Illegal wild boar traps maiming stray dogs

Judith Tan Straits Times 13 Jun 11;

STRAY dogs are being maimed by illegal boar traps laid in forested areas of the north.

The canines have been losing legs after becoming ensnared in the wire loops.

Monkeys and even endangered species such as the pangolin have also been caught by the devices.

It is not known who is laying the traps, although groups of men have been seen entering the forested areas. It is believed they were hoping to trap the wild boar for food.

The dogs were abandoned when farms cleared out of areas in the north of Singapore. They live in deserted areas, foraging for food and falling prey to the illegal traps.

Their plight was brought to light when animal activists posted pictures online of injured dogs, some with only one, two or three limbs.

When The Straits Times visited the areas near Kranji on Friday, animal activists were trying to retrieve a female dog that had lost three legs, with the help of retiree S.C. Nar.

Mr Nar, 63, has been regularly feeding the strays every day for the past 11 years, spending up to $1,000 a month.

He told The Straits Times that the illegal traps were placed deep in the forested area, 'sometimes among the wild lalang'.

'Whenever one of the dogs goes missing, I will venture into the tall lalang, taller than me, to look for it, but I am growing apprehensive because of these traps,' he said.

Volunteer Colleen Goh, 42, was amazed at how trusting the dog with one good leg was, to allow Mr Nar to place it inside the carrier.

'I was very touched to see the trust she had for Uncle and how he, even though he tried not to show it, was so sad to see her leave. He called her Gao Bu (Hokkien for mother dog) and told her that she will be safe and was going somewhere where they will take care of her,' said Ms Goh.

The dog is being treated at Mount Pleasant Animal Hospital.

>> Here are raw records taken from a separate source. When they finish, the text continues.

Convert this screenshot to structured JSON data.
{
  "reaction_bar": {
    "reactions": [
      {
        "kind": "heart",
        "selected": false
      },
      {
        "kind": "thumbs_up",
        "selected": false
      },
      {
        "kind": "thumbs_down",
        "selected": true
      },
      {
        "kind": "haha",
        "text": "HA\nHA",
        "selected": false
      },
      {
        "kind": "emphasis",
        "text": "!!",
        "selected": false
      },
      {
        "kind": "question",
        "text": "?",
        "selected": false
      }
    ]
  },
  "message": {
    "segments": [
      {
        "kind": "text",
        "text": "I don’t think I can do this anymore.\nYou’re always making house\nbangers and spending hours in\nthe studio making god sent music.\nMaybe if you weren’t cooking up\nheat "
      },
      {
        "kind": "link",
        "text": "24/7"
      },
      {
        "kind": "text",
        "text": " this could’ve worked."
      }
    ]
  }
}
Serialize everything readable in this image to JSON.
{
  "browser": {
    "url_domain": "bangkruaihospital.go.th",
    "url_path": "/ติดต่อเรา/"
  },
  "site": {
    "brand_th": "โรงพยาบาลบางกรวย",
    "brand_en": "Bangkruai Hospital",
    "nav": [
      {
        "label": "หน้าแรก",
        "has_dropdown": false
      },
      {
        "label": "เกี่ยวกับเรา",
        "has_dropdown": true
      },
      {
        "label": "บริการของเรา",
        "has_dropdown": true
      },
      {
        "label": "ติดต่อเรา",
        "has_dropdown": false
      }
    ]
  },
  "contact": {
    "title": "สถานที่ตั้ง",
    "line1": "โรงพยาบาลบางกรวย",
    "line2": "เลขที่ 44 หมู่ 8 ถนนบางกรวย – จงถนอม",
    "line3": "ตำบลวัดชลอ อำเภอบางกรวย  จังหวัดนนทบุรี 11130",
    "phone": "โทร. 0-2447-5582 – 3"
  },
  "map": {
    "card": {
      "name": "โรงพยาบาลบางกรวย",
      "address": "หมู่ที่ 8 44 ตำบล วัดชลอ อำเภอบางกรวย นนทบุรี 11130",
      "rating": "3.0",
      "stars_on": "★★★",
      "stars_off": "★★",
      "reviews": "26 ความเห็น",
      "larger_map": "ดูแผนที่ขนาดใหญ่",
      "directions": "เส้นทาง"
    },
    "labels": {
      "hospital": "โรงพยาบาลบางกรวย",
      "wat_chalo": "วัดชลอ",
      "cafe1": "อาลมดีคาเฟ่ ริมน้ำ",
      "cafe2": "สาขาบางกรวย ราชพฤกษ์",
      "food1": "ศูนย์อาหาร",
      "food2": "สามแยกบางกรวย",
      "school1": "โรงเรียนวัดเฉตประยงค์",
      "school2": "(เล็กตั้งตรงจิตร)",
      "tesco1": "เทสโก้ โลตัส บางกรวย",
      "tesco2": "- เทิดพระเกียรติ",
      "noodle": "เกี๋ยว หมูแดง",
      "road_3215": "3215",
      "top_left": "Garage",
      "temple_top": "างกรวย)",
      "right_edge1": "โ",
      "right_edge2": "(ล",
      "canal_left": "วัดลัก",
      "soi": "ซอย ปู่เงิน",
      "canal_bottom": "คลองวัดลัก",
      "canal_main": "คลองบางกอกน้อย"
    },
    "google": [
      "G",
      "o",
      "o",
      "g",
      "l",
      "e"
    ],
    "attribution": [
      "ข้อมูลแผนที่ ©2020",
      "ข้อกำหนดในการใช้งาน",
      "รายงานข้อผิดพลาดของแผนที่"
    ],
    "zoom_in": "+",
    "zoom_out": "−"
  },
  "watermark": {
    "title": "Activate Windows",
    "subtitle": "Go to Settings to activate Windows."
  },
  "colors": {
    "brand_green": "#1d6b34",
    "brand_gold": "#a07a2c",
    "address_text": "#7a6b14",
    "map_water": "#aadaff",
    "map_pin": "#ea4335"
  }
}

Wild boar can be found throughout much of Singapore: areas north of the Pan-Island Expressway; clusters around the Nee Soon Swamp Forest, Lower Peirce and Kranji Reservoirs, and the Western Catchment Area; and the forested areas along Old Choa Chu Kang Road.

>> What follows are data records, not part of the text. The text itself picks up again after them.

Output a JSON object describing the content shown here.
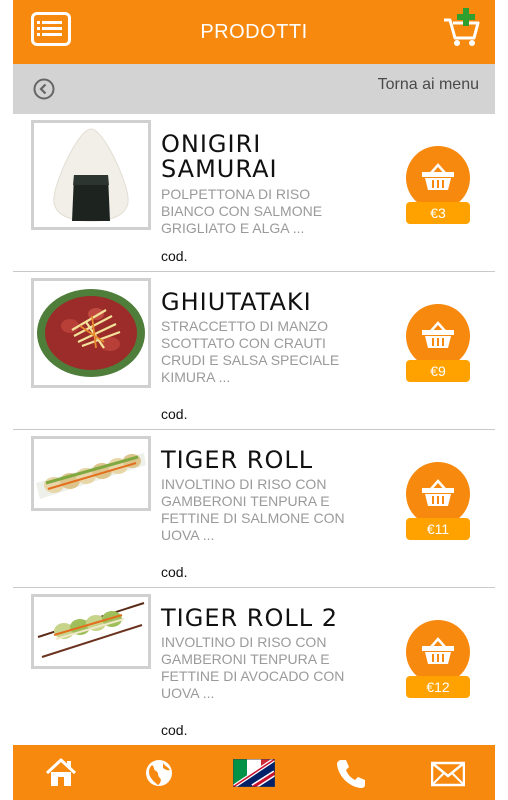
{
  "header": {
    "title": "PRODOTTI",
    "menu_icon": "list-icon",
    "cart_icon": "cart-add-icon"
  },
  "backbar": {
    "label": "Torna ai menu",
    "icon": "back-circle-icon"
  },
  "colors": {
    "accent": "#f7890f",
    "price_badge": "#ffa200",
    "backbar": "#d3d3d3"
  },
  "products": [
    {
      "name_line1": "ONIGIRI",
      "name_line2": "SAMURAI",
      "desc_lines": [
        "POLPETTONA DI RISO",
        "BIANCO CON SALMONE",
        "GRIGLIATO E ALGA ..."
      ],
      "code": "cod.",
      "price": "€3"
    },
    {
      "name_line1": "GHIUTATAKI",
      "name_line2": "",
      "desc_lines": [
        "STRACCETTO DI MANZO",
        "SCOTTATO CON CRAUTI",
        "CRUDI E SALSA SPECIALE",
        "KIMURA ..."
      ],
      "code": "cod.",
      "price": "€9"
    },
    {
      "name_line1": "TIGER ROLL",
      "name_line2": "",
      "desc_lines": [
        "INVOLTINO DI RISO CON",
        "GAMBERONI TENPURA E",
        "FETTINE DI SALMONE CON",
        "UOVA ..."
      ],
      "code": "cod.",
      "price": "€11"
    },
    {
      "name_line1": "TIGER ROLL 2",
      "name_line2": "",
      "desc_lines": [
        "INVOLTINO DI RISO CON",
        "GAMBERONI TENPURA E",
        "FETTINE DI AVOCADO CON",
        "UOVA ..."
      ],
      "code": "cod.",
      "price": "€12"
    }
  ],
  "bottom_nav": [
    "home-icon",
    "globe-icon",
    "language-flag-icon",
    "phone-icon",
    "mail-icon"
  ]
}
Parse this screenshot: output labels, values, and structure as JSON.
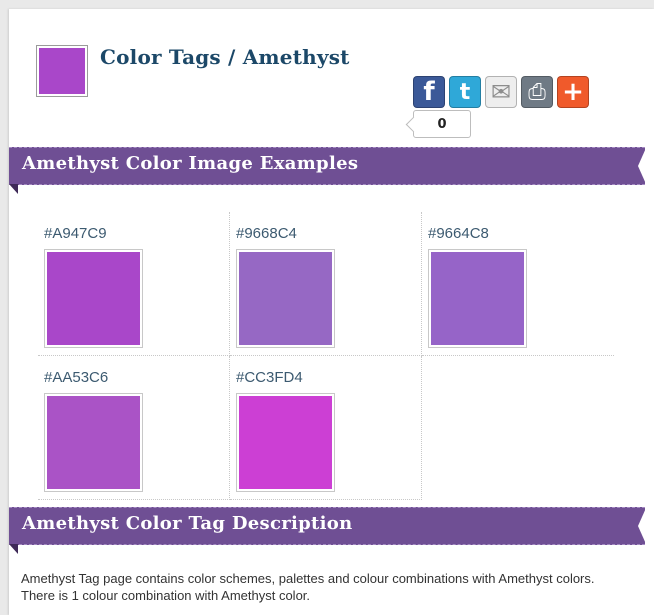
{
  "header": {
    "title": "Color Tags / Amethyst",
    "swatch_color": "#A947C9"
  },
  "share": {
    "buttons": [
      {
        "icon": "facebook-icon",
        "glyph": "f",
        "color": "#3b5998"
      },
      {
        "icon": "twitter-icon",
        "glyph": "t",
        "color": "#2fa8d8"
      },
      {
        "icon": "email-icon",
        "glyph": "✉",
        "color": "#eeeeee"
      },
      {
        "icon": "print-icon",
        "glyph": "⎙",
        "color": "#6f7a85"
      },
      {
        "icon": "plus-icon",
        "glyph": "+",
        "color": "#f05a2b"
      }
    ],
    "count": "0"
  },
  "sections": {
    "examples_title": "Amethyst Color Image Examples",
    "description_title": "Amethyst Color Tag Description"
  },
  "examples": [
    {
      "label": "#A947C9",
      "color": "#A947C9"
    },
    {
      "label": "#9668C4",
      "color": "#9668C4"
    },
    {
      "label": "#9664C8",
      "color": "#9664C8"
    },
    {
      "label": "#AA53C6",
      "color": "#AA53C6"
    },
    {
      "label": "#CC3FD4",
      "color": "#CC3FD4"
    }
  ],
  "description": "Amethyst Tag page contains color schemes, palettes and colour combinations with Amethyst colors. There is 1 colour combination with Amethyst color."
}
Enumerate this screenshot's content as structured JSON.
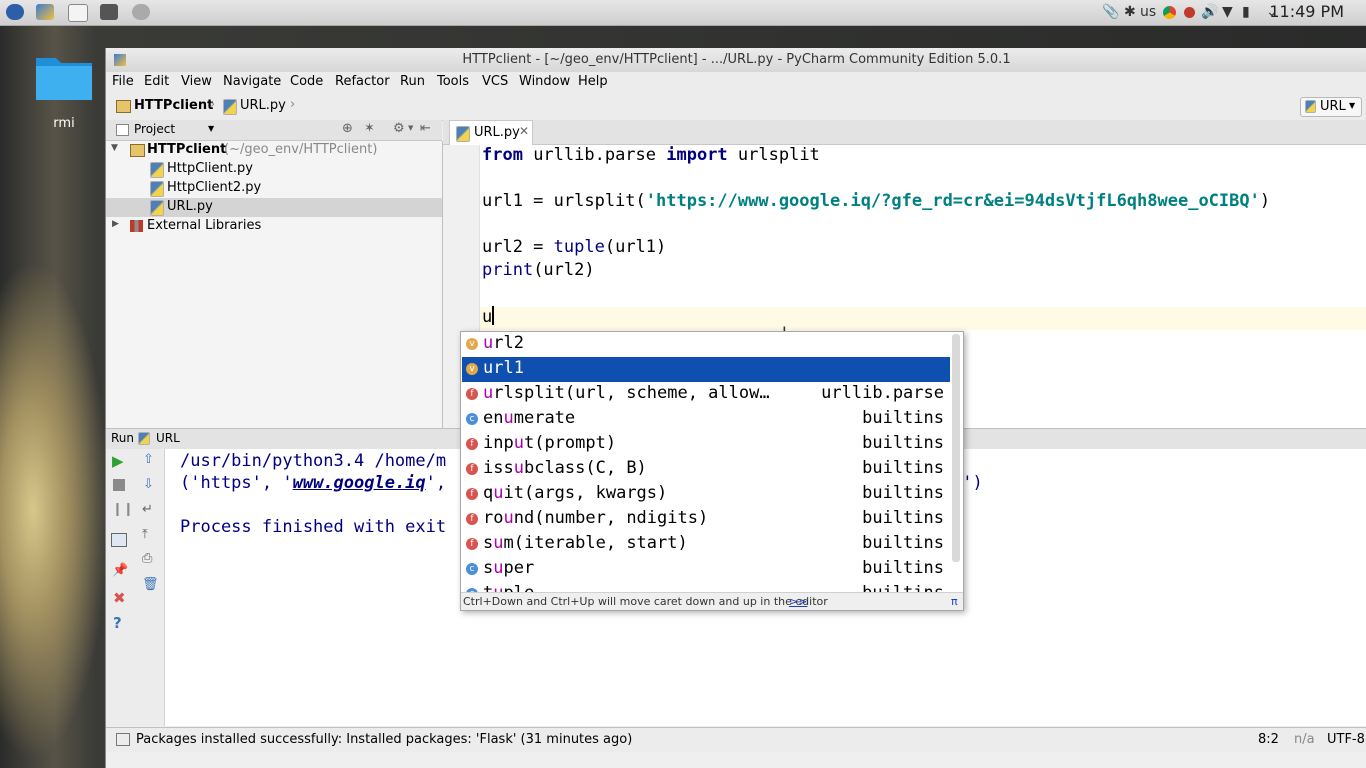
{
  "desktop": {
    "folder_label": "rmi",
    "clock": "11:49 PM",
    "keyboard_layout": "us"
  },
  "window": {
    "title": "HTTPclient - [~/geo_env/HTTPclient] - .../URL.py - PyCharm Community Edition 5.0.1"
  },
  "menu": [
    "File",
    "Edit",
    "View",
    "Navigate",
    "Code",
    "Refactor",
    "Run",
    "Tools",
    "VCS",
    "Window",
    "Help"
  ],
  "breadcrumb": {
    "project": "HTTPclient",
    "file": "URL.py",
    "run_config": "URL"
  },
  "project_panel": {
    "title": "Project",
    "root": "HTTPclient",
    "root_path": "(~/geo_env/HTTPclient)",
    "files": [
      "HttpClient.py",
      "HttpClient2.py",
      "URL.py"
    ],
    "external": "External Libraries"
  },
  "editor": {
    "tab": "URL.py",
    "lines": {
      "l1_kw1": "from",
      "l1_mid": " urllib.parse ",
      "l1_kw2": "import",
      "l1_end": " urlsplit",
      "l3_start": "url1 = urlsplit(",
      "l3_str": "'https://www.google.iq/?gfe_rd=cr&ei=94dsVtjfL6qh8wee_oCIBQ'",
      "l3_end": ")",
      "l5_start": "url2 = ",
      "l5_bi": "tuple",
      "l5_end": "(url1)",
      "l6_bi": "print",
      "l6_end": "(url2)",
      "l8": "u"
    }
  },
  "completion": {
    "items": [
      {
        "kind": "v",
        "pre": "",
        "hl": "u",
        "post": "rl2",
        "src": ""
      },
      {
        "kind": "v",
        "pre": "",
        "hl": "u",
        "post": "rl1",
        "src": ""
      },
      {
        "kind": "f",
        "pre": "",
        "hl": "u",
        "post": "rlsplit(url, scheme, allow…",
        "src": "urllib.parse"
      },
      {
        "kind": "c",
        "pre": "en",
        "hl": "u",
        "post": "merate",
        "src": "builtins"
      },
      {
        "kind": "f",
        "pre": "inp",
        "hl": "u",
        "post": "t(prompt)",
        "src": "builtins"
      },
      {
        "kind": "f",
        "pre": "iss",
        "hl": "u",
        "post": "bclass(C, B)",
        "src": "builtins"
      },
      {
        "kind": "f",
        "pre": "q",
        "hl": "u",
        "post": "it(args, kwargs)",
        "src": "builtins"
      },
      {
        "kind": "f",
        "pre": "ro",
        "hl": "u",
        "post": "nd(number, ndigits)",
        "src": "builtins"
      },
      {
        "kind": "f",
        "pre": "s",
        "hl": "u",
        "post": "m(iterable, start)",
        "src": "builtins"
      },
      {
        "kind": "c",
        "pre": "s",
        "hl": "u",
        "post": "per",
        "src": "builtins"
      },
      {
        "kind": "c",
        "pre": "t",
        "hl": "u",
        "post": "ple",
        "src": "builtins"
      }
    ],
    "footer": "Ctrl+Down and Ctrl+Up will move caret down and up in the editor",
    "footer_link": ">>",
    "footer_icon": "π"
  },
  "run": {
    "label": "Run",
    "config": "URL",
    "line1": "/usr/bin/python3.4 /home/m",
    "line2_start": "('https', '",
    "line2_link": "www.google.iq",
    "line2_end": "',",
    "line2_tail": "'')",
    "line3": "Process finished with exit"
  },
  "status": {
    "message": "Packages installed successfully: Installed packages: 'Flask' (31 minutes ago)",
    "position": "8:2",
    "na": "n/a",
    "encoding": "UTF-8"
  }
}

At Lower Peirce Reservoir, a group of up to 15 wild boar has been sighted repeatedly.

In the Jurong area, sightings have become so common that at least two 'Caution! Animals Crossing' signs have been put up at the Jalan Bahar side entrance of the Nanyang Technological University.

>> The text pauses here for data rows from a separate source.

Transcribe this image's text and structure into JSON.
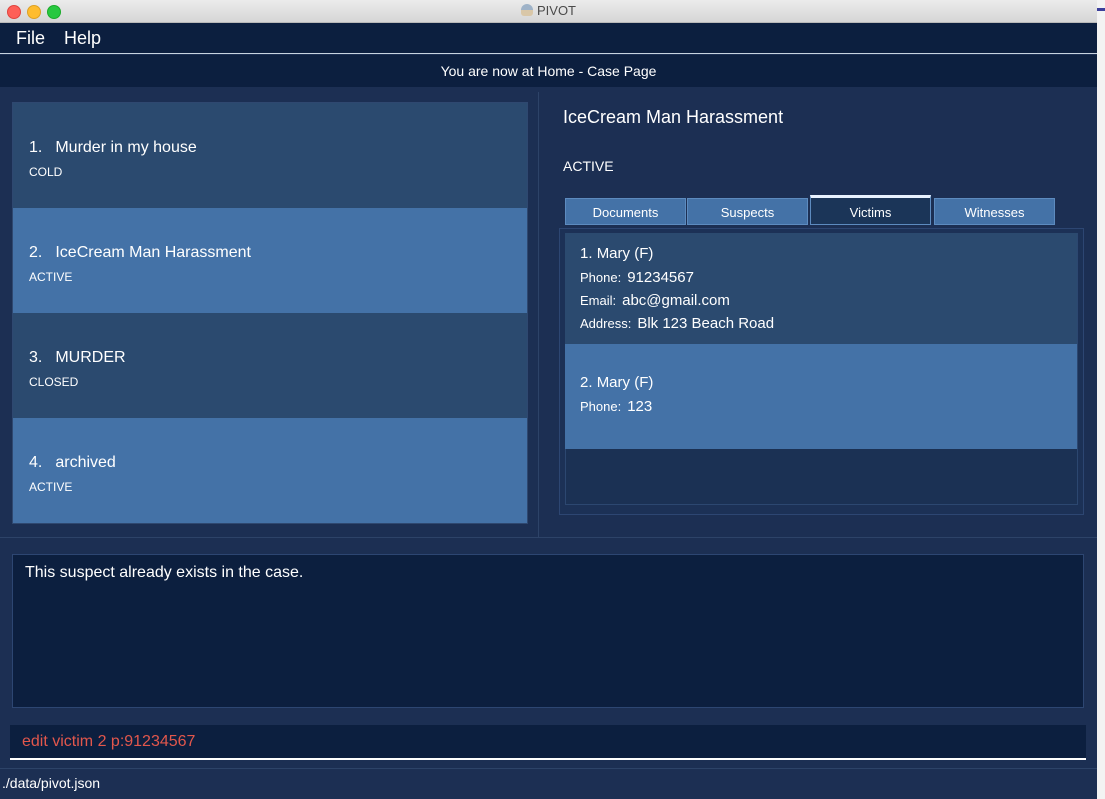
{
  "window": {
    "title": "PIVOT"
  },
  "menu": {
    "file": "File",
    "help": "Help"
  },
  "breadcrumb": "You are now at Home - Case Page",
  "cases": [
    {
      "index": "1.",
      "title": "Murder in my house",
      "status": "COLD"
    },
    {
      "index": "2.",
      "title": "IceCream Man Harassment",
      "status": "ACTIVE"
    },
    {
      "index": "3.",
      "title": "MURDER",
      "status": "CLOSED"
    },
    {
      "index": "4.",
      "title": "archived",
      "status": "ACTIVE"
    }
  ],
  "detail": {
    "title": "IceCream Man Harassment",
    "status": "ACTIVE",
    "tabs": [
      "Documents",
      "Suspects",
      "Victims",
      "Witnesses"
    ],
    "active_tab": "Victims",
    "victims": [
      {
        "index": "1.",
        "name": "Mary",
        "gender": "(F)",
        "phone_label": "Phone:",
        "phone": "91234567",
        "email_label": "Email:",
        "email": "abc@gmail.com",
        "address_label": "Address:",
        "address": "Blk 123 Beach Road"
      },
      {
        "index": "2.",
        "name": "Mary",
        "gender": "(F)",
        "phone_label": "Phone:",
        "phone": "123"
      }
    ]
  },
  "result": "This suspect already exists in the case.",
  "command": "edit victim 2 p:91234567",
  "status_bar": "./data/pivot.json",
  "colors": {
    "background": "#1c2f53",
    "dark_panel": "#0c1f3f",
    "card_dark": "#2b4a6f",
    "card_light": "#4472a7",
    "command_text": "#e2574c"
  }
}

In 2009, a sub-contractor fell into a camouflaged 3m-deep pit while looking for herbs and durians in Lim Chu Kang. The impact shattered a bone in his left foot.

A few weeks after that, a dog was rescued by animal welfare group Action for Singapore Dogs in the same area with its hind paw severed.

The Agri-Food and Veterinary Authority of Singapore (AVA) said yesterday that it was aware of the problem and is investigating.

Last year, the NParks and AVA were reported as saying they had no intention of capturing these animals.

The AVA does, however, authorise limited trapping or culling of wild boars, if they pose a nuisance or safety concern.

Although wild boar are not a threatened species, anyone found killing or keeping them can be charged under the Wild Animals and Birds Act, and fined up to $1,000 per animal.